- **INFORMATION SUPPLIED**
»»

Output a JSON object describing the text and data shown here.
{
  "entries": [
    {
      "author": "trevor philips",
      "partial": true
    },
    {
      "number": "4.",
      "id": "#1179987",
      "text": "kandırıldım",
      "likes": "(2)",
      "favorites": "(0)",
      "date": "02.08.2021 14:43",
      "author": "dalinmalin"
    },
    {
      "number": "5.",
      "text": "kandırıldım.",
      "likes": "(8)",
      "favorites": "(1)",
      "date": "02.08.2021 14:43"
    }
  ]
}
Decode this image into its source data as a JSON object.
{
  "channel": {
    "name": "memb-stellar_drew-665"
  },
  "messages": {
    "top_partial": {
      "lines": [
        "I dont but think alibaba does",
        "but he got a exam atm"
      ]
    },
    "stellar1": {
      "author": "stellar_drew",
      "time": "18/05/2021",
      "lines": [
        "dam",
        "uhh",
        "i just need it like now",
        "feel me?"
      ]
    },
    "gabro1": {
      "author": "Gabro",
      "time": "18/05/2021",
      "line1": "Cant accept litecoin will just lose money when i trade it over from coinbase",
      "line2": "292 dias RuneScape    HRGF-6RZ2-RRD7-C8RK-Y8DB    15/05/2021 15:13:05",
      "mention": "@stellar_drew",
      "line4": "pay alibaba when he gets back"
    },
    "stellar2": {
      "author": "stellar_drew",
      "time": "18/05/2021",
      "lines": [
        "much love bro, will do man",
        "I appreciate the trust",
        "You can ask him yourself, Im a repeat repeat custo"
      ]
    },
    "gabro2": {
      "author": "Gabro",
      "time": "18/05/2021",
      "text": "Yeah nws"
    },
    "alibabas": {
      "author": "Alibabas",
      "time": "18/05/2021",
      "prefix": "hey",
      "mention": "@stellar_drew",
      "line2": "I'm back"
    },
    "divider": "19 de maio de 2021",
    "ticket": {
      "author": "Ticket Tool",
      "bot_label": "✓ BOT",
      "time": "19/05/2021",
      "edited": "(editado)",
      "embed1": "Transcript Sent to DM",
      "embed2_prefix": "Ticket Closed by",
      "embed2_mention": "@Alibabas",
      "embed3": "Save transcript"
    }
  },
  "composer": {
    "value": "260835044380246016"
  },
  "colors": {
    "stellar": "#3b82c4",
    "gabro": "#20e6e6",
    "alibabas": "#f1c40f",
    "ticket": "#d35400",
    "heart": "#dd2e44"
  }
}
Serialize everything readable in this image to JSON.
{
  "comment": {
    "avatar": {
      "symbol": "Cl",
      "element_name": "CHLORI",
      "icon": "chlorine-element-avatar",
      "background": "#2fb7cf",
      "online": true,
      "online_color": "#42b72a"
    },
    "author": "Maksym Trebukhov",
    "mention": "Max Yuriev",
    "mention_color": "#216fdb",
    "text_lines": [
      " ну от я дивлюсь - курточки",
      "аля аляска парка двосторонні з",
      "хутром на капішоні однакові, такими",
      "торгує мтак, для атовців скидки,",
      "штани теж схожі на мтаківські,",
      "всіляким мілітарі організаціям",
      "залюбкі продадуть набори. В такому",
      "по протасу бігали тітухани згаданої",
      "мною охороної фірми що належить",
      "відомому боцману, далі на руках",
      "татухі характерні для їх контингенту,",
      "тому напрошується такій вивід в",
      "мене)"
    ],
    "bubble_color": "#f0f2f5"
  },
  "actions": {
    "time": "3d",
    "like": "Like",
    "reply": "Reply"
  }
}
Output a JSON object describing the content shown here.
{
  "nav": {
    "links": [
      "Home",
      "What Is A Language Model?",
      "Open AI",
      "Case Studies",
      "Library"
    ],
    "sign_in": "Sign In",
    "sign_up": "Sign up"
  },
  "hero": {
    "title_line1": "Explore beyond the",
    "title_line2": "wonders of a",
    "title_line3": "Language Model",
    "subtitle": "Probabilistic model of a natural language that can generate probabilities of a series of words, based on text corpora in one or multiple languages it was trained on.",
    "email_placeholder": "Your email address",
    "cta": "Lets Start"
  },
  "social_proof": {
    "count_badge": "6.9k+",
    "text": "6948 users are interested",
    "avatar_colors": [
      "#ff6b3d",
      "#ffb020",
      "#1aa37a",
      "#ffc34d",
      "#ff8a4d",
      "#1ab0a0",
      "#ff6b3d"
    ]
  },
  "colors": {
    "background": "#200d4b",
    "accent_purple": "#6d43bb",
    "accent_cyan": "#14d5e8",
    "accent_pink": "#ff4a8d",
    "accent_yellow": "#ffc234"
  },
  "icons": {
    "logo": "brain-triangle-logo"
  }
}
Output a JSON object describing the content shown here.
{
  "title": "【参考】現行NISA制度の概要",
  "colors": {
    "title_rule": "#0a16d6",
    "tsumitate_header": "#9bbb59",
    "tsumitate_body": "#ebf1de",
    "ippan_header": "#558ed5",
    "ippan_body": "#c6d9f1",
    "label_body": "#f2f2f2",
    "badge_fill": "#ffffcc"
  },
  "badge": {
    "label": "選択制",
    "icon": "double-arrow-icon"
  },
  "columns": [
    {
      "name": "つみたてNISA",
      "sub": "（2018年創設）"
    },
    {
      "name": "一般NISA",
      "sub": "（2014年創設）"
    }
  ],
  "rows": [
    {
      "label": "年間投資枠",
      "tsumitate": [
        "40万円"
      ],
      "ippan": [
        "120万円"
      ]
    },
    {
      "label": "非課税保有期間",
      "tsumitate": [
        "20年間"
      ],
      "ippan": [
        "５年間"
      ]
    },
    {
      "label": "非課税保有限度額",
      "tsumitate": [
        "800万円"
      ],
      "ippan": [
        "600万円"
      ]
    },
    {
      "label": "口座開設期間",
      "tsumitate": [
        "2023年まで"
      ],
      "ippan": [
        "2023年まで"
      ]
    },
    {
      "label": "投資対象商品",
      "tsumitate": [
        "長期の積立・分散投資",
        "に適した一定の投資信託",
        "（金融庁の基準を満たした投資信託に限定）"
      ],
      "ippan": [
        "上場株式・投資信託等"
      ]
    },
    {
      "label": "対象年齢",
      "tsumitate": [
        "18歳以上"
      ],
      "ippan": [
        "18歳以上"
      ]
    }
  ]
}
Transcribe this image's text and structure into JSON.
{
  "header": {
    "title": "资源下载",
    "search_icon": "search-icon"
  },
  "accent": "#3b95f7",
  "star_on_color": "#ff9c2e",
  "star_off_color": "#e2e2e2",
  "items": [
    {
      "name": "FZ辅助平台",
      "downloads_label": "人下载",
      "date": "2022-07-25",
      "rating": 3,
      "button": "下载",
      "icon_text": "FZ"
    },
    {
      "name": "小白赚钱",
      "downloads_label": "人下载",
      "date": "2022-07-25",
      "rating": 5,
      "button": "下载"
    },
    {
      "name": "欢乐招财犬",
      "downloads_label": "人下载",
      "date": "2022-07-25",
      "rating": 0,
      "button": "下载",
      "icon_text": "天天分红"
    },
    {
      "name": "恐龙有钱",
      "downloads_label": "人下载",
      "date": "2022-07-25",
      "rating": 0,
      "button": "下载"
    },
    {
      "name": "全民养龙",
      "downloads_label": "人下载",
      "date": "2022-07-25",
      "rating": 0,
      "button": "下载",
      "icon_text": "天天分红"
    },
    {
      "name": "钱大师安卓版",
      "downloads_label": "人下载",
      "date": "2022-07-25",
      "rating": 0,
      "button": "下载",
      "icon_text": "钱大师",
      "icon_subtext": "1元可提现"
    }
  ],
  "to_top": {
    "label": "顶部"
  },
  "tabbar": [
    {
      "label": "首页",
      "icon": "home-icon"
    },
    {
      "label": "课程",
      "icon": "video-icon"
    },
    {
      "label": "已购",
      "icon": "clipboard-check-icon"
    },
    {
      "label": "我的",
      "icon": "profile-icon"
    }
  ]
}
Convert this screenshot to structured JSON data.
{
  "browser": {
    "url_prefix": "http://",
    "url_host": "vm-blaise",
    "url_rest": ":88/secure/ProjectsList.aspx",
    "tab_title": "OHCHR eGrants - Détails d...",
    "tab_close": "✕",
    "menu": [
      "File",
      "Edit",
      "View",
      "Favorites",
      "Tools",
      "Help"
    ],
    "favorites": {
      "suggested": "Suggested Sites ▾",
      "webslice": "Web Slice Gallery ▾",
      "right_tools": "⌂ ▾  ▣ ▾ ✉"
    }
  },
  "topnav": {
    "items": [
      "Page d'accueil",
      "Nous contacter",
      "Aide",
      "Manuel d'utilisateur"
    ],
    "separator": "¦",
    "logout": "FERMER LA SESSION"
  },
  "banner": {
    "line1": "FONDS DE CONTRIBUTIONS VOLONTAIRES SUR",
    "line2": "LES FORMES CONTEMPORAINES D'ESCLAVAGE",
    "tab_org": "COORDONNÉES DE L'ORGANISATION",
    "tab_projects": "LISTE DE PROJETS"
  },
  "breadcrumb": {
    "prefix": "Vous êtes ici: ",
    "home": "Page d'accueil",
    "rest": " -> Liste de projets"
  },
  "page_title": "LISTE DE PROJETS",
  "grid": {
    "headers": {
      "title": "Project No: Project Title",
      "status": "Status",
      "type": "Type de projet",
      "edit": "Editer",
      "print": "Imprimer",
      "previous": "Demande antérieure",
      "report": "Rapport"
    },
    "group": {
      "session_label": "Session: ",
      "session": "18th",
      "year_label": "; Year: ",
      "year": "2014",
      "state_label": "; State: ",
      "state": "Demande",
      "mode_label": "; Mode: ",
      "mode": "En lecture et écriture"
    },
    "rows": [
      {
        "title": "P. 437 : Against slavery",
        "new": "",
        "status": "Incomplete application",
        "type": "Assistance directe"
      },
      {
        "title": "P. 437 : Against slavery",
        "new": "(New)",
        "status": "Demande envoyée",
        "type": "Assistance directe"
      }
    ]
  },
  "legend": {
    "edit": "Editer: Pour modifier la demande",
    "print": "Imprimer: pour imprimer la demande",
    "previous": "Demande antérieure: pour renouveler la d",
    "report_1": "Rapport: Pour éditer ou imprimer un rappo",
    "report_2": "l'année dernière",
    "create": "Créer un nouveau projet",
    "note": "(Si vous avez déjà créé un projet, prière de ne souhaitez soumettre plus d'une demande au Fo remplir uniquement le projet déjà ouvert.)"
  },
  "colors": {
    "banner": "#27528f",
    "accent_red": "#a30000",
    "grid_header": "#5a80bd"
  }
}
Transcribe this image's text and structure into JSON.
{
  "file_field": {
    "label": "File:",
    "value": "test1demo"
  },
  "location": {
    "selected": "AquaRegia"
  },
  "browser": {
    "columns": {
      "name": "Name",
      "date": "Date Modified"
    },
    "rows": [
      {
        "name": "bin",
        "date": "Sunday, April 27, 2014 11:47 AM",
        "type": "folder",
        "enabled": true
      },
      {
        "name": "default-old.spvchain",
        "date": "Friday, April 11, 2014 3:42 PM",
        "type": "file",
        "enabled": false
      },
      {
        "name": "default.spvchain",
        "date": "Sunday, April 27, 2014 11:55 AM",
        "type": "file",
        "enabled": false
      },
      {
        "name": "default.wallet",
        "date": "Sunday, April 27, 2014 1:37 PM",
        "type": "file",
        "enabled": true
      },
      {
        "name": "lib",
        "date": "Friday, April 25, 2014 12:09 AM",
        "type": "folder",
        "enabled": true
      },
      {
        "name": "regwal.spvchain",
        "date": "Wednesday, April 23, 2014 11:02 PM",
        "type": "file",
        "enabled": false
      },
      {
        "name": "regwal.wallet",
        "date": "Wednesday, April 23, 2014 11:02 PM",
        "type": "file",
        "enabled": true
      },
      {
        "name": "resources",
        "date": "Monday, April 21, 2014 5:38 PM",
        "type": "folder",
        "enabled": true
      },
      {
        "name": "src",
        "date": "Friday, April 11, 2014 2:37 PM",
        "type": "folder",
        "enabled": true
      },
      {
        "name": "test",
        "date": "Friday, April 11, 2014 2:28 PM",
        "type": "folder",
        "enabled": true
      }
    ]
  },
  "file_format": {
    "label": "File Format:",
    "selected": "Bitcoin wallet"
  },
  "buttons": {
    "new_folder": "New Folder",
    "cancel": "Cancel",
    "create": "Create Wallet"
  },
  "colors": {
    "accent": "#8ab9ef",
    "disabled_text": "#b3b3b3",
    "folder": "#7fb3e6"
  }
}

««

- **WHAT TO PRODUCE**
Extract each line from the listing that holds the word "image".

- **EXERCISE ANSWER**
Decode this image into its source data as a JSON object.
Serialize everything readable in this image to JSON.
Transcribe this image's text and structure into JSON.
Transcribe this image's text and structure into JSON.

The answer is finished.